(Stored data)
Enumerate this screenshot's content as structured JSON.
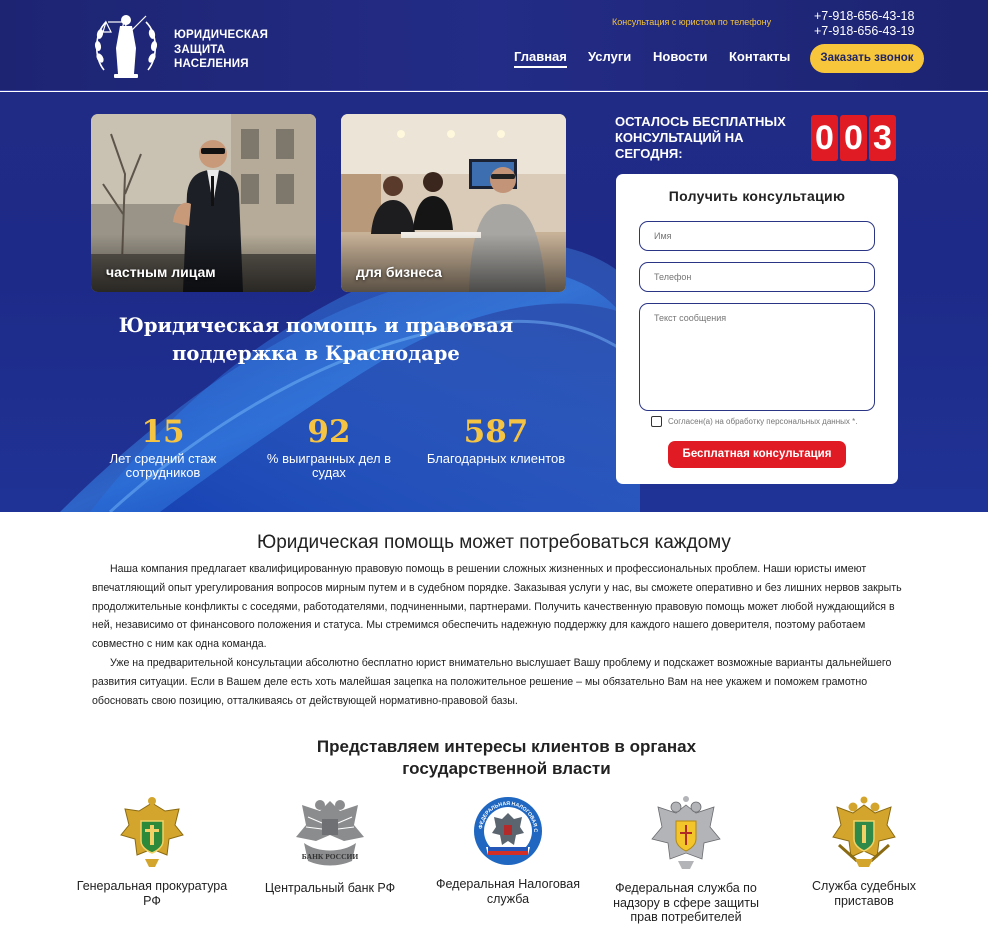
{
  "header": {
    "logo_text": "ЮРИДИЧЕСКАЯ ЗАЩИТА НАСЕЛЕНИЯ",
    "consult_label": "Консультация с юристом по телефону",
    "phones": [
      "+7-918-656-43-18",
      "+7-918-656-43-19"
    ],
    "nav": [
      "Главная",
      "Услуги",
      "Новости",
      "Контакты"
    ],
    "callback_label": "Заказать звонок"
  },
  "hero": {
    "cards": [
      "частным лицам",
      "для бизнеса"
    ],
    "title": "Юридическая помощь и правовая поддержка в Краснодаре",
    "stats": [
      {
        "value": "15",
        "label": "Лет средний стаж сотрудников"
      },
      {
        "value": "92",
        "label": "% выигранных дел в судах"
      },
      {
        "value": "587",
        "label": "Благодарных клиентов"
      }
    ],
    "remain_label": "ОСТАЛОСЬ БЕСПЛАТНЫХ КОНСУЛЬТАЦИЙ НА СЕГОДНЯ:",
    "counter_digits": [
      "0",
      "0",
      "3"
    ]
  },
  "form": {
    "title": "Получить консультацию",
    "name_placeholder": "Имя",
    "phone_placeholder": "Телефон",
    "message_placeholder": "Текст сообщения",
    "consent": "Согласен(а) на обработку персональных данных *.",
    "submit": "Бесплатная консультация"
  },
  "about": {
    "title": "Юридическая помощь может потребоваться каждому",
    "paragraphs": [
      "Наша компания предлагает квалифицированную правовую помощь в решении сложных жизненных и профессиональных проблем. Наши юристы имеют впечатляющий опыт урегулирования вопросов мирным путем и в судебном порядке. Заказывая услуги у нас, вы сможете оперативно и без лишних нервов закрыть продолжительные конфликты с соседями, работодателями, подчиненными, партнерами. Получить качественную правовую помощь может любой нуждающийся в ней, независимо от финансового положения и статуса. Мы стремимся обеспечить надежную поддержку для каждого нашего доверителя, поэтому работаем совместно с ним как одна команда.",
      "Уже на предварительной консультации абсолютно бесплатно юрист внимательно выслушает Вашу проблему и подскажет возможные варианты дальнейшего развития ситуации. Если в Вашем деле есть хоть малейшая зацепка на положительное решение – мы обязательно Вам на нее укажем и поможем грамотно обосновать свою позицию, отталкиваясь от действующей нормативно-правовой базы."
    ]
  },
  "representation": {
    "title": "Представляем интересы клиентов в органах государственной власти",
    "orgs": [
      {
        "name": "Генеральная прокуратура РФ",
        "icon": "prosecutor-emblem-icon"
      },
      {
        "name": "Центральный банк РФ",
        "icon": "bank-of-russia-emblem-icon",
        "emblem_text": "БАНК РОССИИ"
      },
      {
        "name": "Федеральная Налоговая служба",
        "icon": "tax-service-emblem-icon",
        "emblem_text": "ФЕДЕРАЛЬНАЯ НАЛОГОВАЯ СЛУЖБА"
      },
      {
        "name": "Федеральная служба по надзору в сфере защиты прав потребителей",
        "icon": "rospotrebnadzor-emblem-icon"
      },
      {
        "name": "Служба судебных приставов",
        "icon": "bailiffs-emblem-icon"
      }
    ]
  },
  "colors": {
    "header_bg": "#1d2472",
    "accent_yellow": "#f7c63b",
    "accent_red": "#e01b24",
    "stat_gold": "#f6c443"
  }
}
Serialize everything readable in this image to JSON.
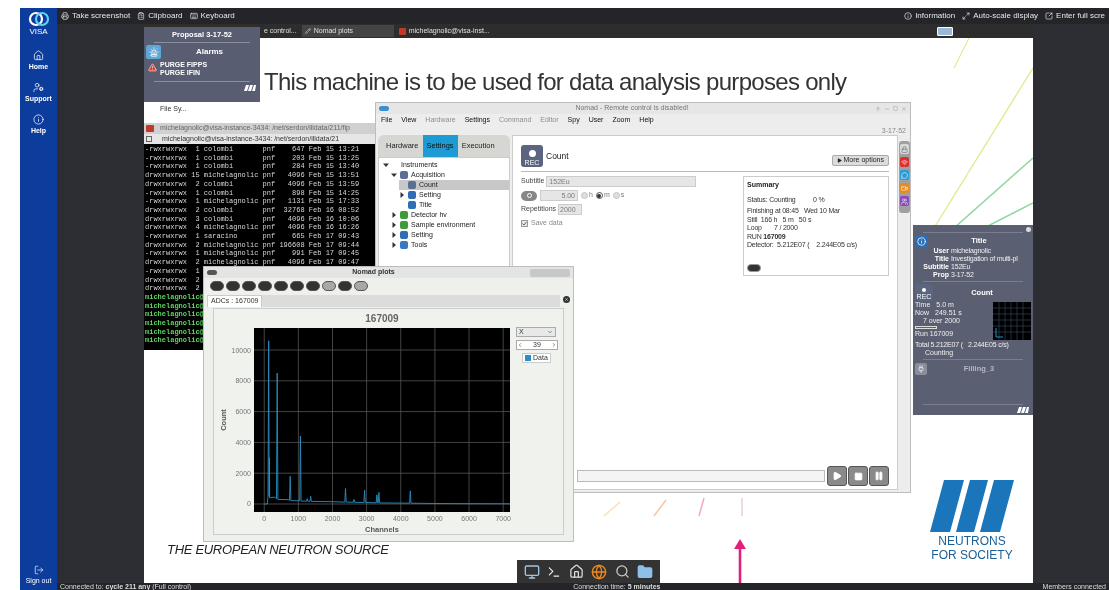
{
  "sidebar": {
    "logo": "VISA",
    "items": [
      {
        "label": "Home",
        "kind": "home"
      },
      {
        "label": "Support",
        "kind": "support"
      },
      {
        "label": "Help",
        "kind": "help"
      }
    ],
    "sign_out": "Sign out"
  },
  "toolbar": {
    "left": [
      {
        "label": "Take screenshot",
        "kind": "screenshot"
      },
      {
        "label": "Clipboard",
        "kind": "clipboard"
      },
      {
        "label": "Keyboard",
        "kind": "keyboard"
      }
    ],
    "right": [
      {
        "label": "Information",
        "kind": "info"
      },
      {
        "label": "Auto-scale display",
        "kind": "scale"
      },
      {
        "label": "Enter full scre",
        "kind": "fullscreen"
      }
    ]
  },
  "desktop": {
    "taskbar": {
      "tabs": [
        {
          "label": "e control...",
          "kind": "generic",
          "selected": false
        },
        {
          "label": "Nomad plots",
          "kind": "plot",
          "selected": true
        },
        {
          "label": "michelagnolic@visa-inst...",
          "kind": "terminal",
          "selected": false
        }
      ]
    },
    "banner": "This machine is to be used for data analysis purposes only",
    "file_label": "File Sy...",
    "proposal_popup": {
      "title": "Proposal 3-17-52",
      "alarms_title": "Alarms",
      "alarms": [
        "PURGE FIPPS",
        "PURGE IFIN"
      ]
    },
    "terminal": {
      "back_title": "michelagnolic@visa-instance-3434: /net/serdon/illdata/211/fip",
      "title": "michelagnolic@visa-instance-3434: /net/serdon/illdata/21",
      "lines": [
        "-rwxrwxrwx  1 colombi       pnf    647 Feb 15 13:21",
        "-rwxrwxrwx  1 colombi       pnf    203 Feb 15 13:25",
        "-rwxrwxrwx  1 colombi       pnf    284 Feb 15 13:40",
        "drwxrwxrwx 15 michelagnolic pnf   4096 Feb 15 13:51",
        "drwxrwxrwx  2 colombi       pnf   4096 Feb 15 13:59",
        "-rwxrwxrwx  1 colombi       pnf    898 Feb 15 14:25",
        "-rwxrwxrwx  1 michelagnolic pnf   1131 Feb 15 17:33",
        "drwxrwxrwx  2 colombi       pnf  32768 Feb 16 08:52",
        "drwxrwxrwx  3 colombi       pnf   4096 Feb 16 10:06",
        "drwxrwxrwx  4 michelagnolic pnf   4096 Feb 16 16:26",
        "-rwxrwxrwx  1 saracino      pnf    665 Feb 17 09:43",
        "drwxrwxrwx  2 michelagnolic pnf 196608 Feb 17 09:44",
        "-rwxrwxrwx  1 michelagnolic pnf    991 Feb 17 09:45",
        "drwxrwxrwx  2 michelagnolic pnf   4096 Feb 17 09:47",
        "-rwxrwxrwx  1",
        "drwxrwxrwx  2",
        "drwxrwxrwx  2"
      ],
      "prompts": [
        "michelagnolic@",
        "michelagnolic@",
        "michelagnolic@",
        "michelagnolic@",
        "michelagnolic@",
        "michelagnolic@"
      ]
    },
    "nomad": {
      "title": "Nomad - Remote control is disabled!",
      "menu": [
        {
          "label": "File",
          "disabled": false
        },
        {
          "label": "View",
          "disabled": false
        },
        {
          "label": "Hardware",
          "disabled": true
        },
        {
          "label": "Settings",
          "disabled": false
        },
        {
          "label": "Command",
          "disabled": true
        },
        {
          "label": "Editor",
          "disabled": true
        },
        {
          "label": "Spy",
          "disabled": false
        },
        {
          "label": "User",
          "disabled": false
        },
        {
          "label": "Zoom",
          "disabled": false
        },
        {
          "label": "Help",
          "disabled": false
        }
      ],
      "proposal": "3-17-52",
      "tabs": [
        {
          "label": "Hardware",
          "selected": false
        },
        {
          "label": "Settings",
          "selected": true
        },
        {
          "label": "Execution",
          "selected": false
        }
      ],
      "tree": [
        {
          "label": "Instruments",
          "kind": "root",
          "expanded": true,
          "selected": false,
          "children": [
            {
              "label": "Acquisition",
              "kind": "acquisition",
              "expanded": true,
              "selected": false,
              "children": [
                {
                  "label": "Count",
                  "kind": "count",
                  "selected": true
                },
                {
                  "label": "Setting",
                  "kind": "setting",
                  "expanded": false,
                  "selected": false
                },
                {
                  "label": "Title",
                  "kind": "title",
                  "selected": false
                }
              ]
            },
            {
              "label": "Detector hv",
              "kind": "detector",
              "expanded": false,
              "selected": false
            },
            {
              "label": "Sample environment",
              "kind": "sample",
              "expanded": false,
              "selected": false
            },
            {
              "label": "Setting",
              "kind": "setting",
              "expanded": false,
              "selected": false
            },
            {
              "label": "Tools",
              "kind": "tools",
              "expanded": false,
              "selected": false
            }
          ]
        }
      ],
      "command": {
        "rec_label": "REC",
        "title": "Count",
        "more_options": "More options",
        "disabled": true,
        "subtitle_label": "Subtitle",
        "subtitle_value": "152Eu",
        "time_value": "5.00",
        "units": [
          {
            "label": "h",
            "selected": false
          },
          {
            "label": "m",
            "selected": true
          },
          {
            "label": "s",
            "selected": false
          }
        ],
        "repetitions_label": "Repetitions",
        "repetitions_value": "2000",
        "save_data": {
          "label": "Save data",
          "checked": true
        }
      },
      "summary": {
        "title": "Summary",
        "lines": [
          "Status: Counting          0 %",
          "Finishing at 08:45   Wed 10 Mar",
          "Still  166 h   5 m   50 s",
          "Loop       7 / 2000",
          "RUN **167009**",
          "Detector:  5.212E07 (    2.244E05 c/s)"
        ]
      }
    },
    "plots": {
      "title": "Nomad plots",
      "tools": [
        {
          "disabled": false
        },
        {
          "disabled": false
        },
        {
          "disabled": false
        },
        {
          "disabled": false
        },
        {
          "disabled": false
        },
        {
          "disabled": false
        },
        {
          "disabled": false
        },
        {
          "disabled": true
        },
        {
          "disabled": false
        },
        {
          "disabled": true
        }
      ],
      "tab": "ADCs : 167009",
      "axis_select": "X",
      "spinner": "39",
      "chart_data": {
        "type": "line",
        "title": "167009",
        "xlabel": "Channels",
        "ylabel": "Count",
        "x": [
          0,
          90,
          110,
          130,
          145,
          150,
          160,
          300,
          360,
          380,
          400,
          700,
          740,
          760,
          780,
          1040,
          1060,
          1080,
          1240,
          1260,
          1280,
          1340,
          1360,
          1380,
          2000,
          2360,
          2380,
          2400,
          2610,
          2630,
          2650,
          2920,
          2940,
          2960,
          3280,
          3300,
          3320,
          3340,
          3360,
          3380,
          4260,
          4280,
          4300,
          5000,
          6000,
          7200
        ],
        "series": [
          {
            "name": "Data",
            "color": "#2a8fc4",
            "values": [
              0,
              0,
              500,
              10600,
              500,
              3000,
              400,
              450,
              350,
              8500,
              300,
              280,
              250,
              1800,
              230,
              200,
              4400,
              190,
              180,
              350,
              180,
              180,
              500,
              170,
              150,
              120,
              1000,
              120,
              110,
              300,
              110,
              100,
              900,
              100,
              80,
              600,
              80,
              80,
              750,
              70,
              50,
              850,
              50,
              30,
              20,
              10
            ]
          }
        ],
        "grid": true,
        "xlim": [
          -300,
          7200
        ],
        "ylim": [
          -520,
          11430
        ],
        "xticks": [
          0,
          1000,
          2000,
          3000,
          4000,
          5000,
          6000,
          7000
        ],
        "yticks": [
          0,
          2000,
          4000,
          6000,
          8000,
          10000
        ]
      }
    },
    "status_panel": {
      "info": {
        "title": "Title",
        "fields": [
          {
            "label": "User",
            "value": "michelagnolic"
          },
          {
            "label": "Title",
            "value": "Investigation of multi-pl"
          },
          {
            "label": "Subtitle",
            "value": "152Eu"
          },
          {
            "label": "Prop",
            "value": "3-17-52"
          }
        ]
      },
      "count": {
        "rec_label": "REC",
        "title": "Count",
        "time_label": "Time",
        "time_value": "5.0 m",
        "now_label": "Now",
        "now_value": "249.51 s",
        "loops": "7 over 2000",
        "level": 0.0035,
        "run": "Run 167009",
        "total": "Total 5.212E07 (   2.244E05 c/s)",
        "state": "Counting"
      },
      "filling": {
        "label": "Filling_3",
        "disabled": true
      }
    },
    "tagline": "THE EUROPEAN NEUTRON SOURCE",
    "logo_lines": [
      "NEUTRONS",
      "FOR SOCIETY"
    ]
  },
  "status_bar": {
    "connected": "Connected to: **cycle 211 any** (Full control)",
    "time": "Connection time: **5 minutes**",
    "members": "Members connected"
  }
}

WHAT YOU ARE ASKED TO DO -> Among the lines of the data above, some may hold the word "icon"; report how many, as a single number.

EXERCISE RESULT -> 5